61 goals in all competitions over three seasons has done that and strengthened the CV that his restless agent Mino Raiola has no doubt been hawking around Europe's biggest and richest clubs. And in the wake of another failed quest for silverware, as depressing as it is, it seems almost inevitable that Lukaku will be moving on this summer regardless of who succeeds Martinez as Everton manager.
Like all Blues, I lauded Rom's arrival on a permanent deal in July 2014 and I defended him when he faced criticism for poor form and a lack of goals in the early part of that first season after he was signed for Â£28m. His ability, as raw as it was, and potential were obvious to most but much was expected of him given that hefty price tag.
In my view things were fairly straightforward. We had waited a very long time for a player capable of scoring 20+ league goals in a season – indeed, no Everton striker has managed it since Gary Lineker 30 years ago – and now we had one if the manager would just play to his strengths and provide him with adequate support.

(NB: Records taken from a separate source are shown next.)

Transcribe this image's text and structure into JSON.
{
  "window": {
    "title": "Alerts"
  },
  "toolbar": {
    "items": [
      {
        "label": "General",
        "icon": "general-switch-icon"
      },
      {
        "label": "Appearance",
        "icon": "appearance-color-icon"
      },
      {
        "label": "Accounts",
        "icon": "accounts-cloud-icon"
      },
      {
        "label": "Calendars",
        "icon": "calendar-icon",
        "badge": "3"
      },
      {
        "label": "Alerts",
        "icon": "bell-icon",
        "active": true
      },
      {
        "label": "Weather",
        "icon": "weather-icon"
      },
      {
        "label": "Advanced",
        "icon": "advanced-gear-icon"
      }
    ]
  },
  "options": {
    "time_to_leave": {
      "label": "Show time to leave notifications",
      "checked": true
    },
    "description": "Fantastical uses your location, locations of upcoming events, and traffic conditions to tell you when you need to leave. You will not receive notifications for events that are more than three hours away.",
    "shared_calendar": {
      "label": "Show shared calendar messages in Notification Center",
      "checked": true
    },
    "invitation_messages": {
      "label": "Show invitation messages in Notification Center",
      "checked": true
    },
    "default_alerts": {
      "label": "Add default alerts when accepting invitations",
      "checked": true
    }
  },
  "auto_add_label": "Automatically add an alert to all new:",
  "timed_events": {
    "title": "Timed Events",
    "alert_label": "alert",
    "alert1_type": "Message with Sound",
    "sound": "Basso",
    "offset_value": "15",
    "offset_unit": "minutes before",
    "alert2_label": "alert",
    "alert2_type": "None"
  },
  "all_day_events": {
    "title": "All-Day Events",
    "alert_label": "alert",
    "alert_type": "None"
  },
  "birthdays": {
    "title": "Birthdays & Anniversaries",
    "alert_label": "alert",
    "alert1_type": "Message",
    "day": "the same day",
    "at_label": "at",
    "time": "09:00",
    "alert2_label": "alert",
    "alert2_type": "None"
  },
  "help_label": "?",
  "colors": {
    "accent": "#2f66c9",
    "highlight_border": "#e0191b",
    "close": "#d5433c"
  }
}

It was Martinez's inflexibility in that regard that ultimately cost him his job and, as Lukaku's own comments this week suggest – as if it wasn't already painfully obvious by his demeanour on the field over the past couple of months – contributed to the player's poor form and inability to surpass the 20-goal milestone. Just two Premier League goals since the turn of the year offer ample explanation for why he dropped well off the blistering pace he set over the first half of the season.
Lukaku's frustrations are understandable. He was doing his job at one end while the defensive weaknesses and questionable game-management that plagued the Blues for the first two thirds of the campaign were scuppering progress at the other. Having experienced the frustrations of 2014-15 and seen 2015-16 going the same disappointing way as that season, it's no surprise that were was a divergence between the Belgian's clearly stated ambitions and Everton's prospects.
He wants to be playing Champions League football and feels he is ready to do so and that is fair enough but for someone praised for his poise and intelligence, his handling of the situation has been hugely disappointing and, frankly, disrespectful to Everton. Whether he would like to admit it or not, even allowing for how difficult it must have been to be playing under a failed system and in a clearly broken team, he did appear to "down tools" after that memorable two-goal blast against Chelsea in March. And if he didn't, he at least betrayed a desire not to do anything that might hinder his chances of playing in Euro2016 this summer.
His public comments over the past two international breaks, meanwhile, have irked and hurt Evertonians just as much as his apparent lack of effort on the field. Clearly there is merit in him expressing ambition to the media in his homeland where he has the potential to be a Talisman as Belgium and their golden generation seek to make good on their reputation as one of world football's best teams by making it to the end of a major tournament.
But there are ways to put across a confidence in your own abilities and your burning desires to be playing Champions League football without openly saying that you see yourself playing for another team by August. Sometimes saying nothing or being deliberately vague is just better diplomacy and, certainly, a better way to treat the fans who have supported you from the moment he arrived.
Football is business but it's not an ordinary business. You don't often have the option in the professional game to decide that you no longer want to play for a team and just walk away. Lukaku is contracted to Everton for another three years and will only be able to leave if the club get an acceptable offer for his services. The 23-year-old has said that he won't make things difficult or hold the Blues to ransom but unless his confident pronouncements suggest a deal has already been worked out, there is a danger it could still go that messy way. It will certainly be a lot harder for him to stay given that he doesn't even seem willing to wait and see who the new manager will be at Goodison Park before making up his mind.
That is the sad part at the end of the day. It's easy to say that fans should look at situations like this dispassionately and in the cold light of the realities of business but football, from the supporters' side – as fickle as they can be – is all emotion, passion and loyalty to the club. From those who have Lukaku's name and number adorning their replica kit to those who have gleefully sung his name there will be feelings of betrayal when they could just as easily have reluctantly wished him well had he gone about things in a more respectful way.
Evertonian feelings hardening towards a former hero will only make parting with him easier, of course, and the hefty fee he will surely command will help in that regard, too, but you can't help but feel it all could have been done with a bit more class and a lot less arrogance.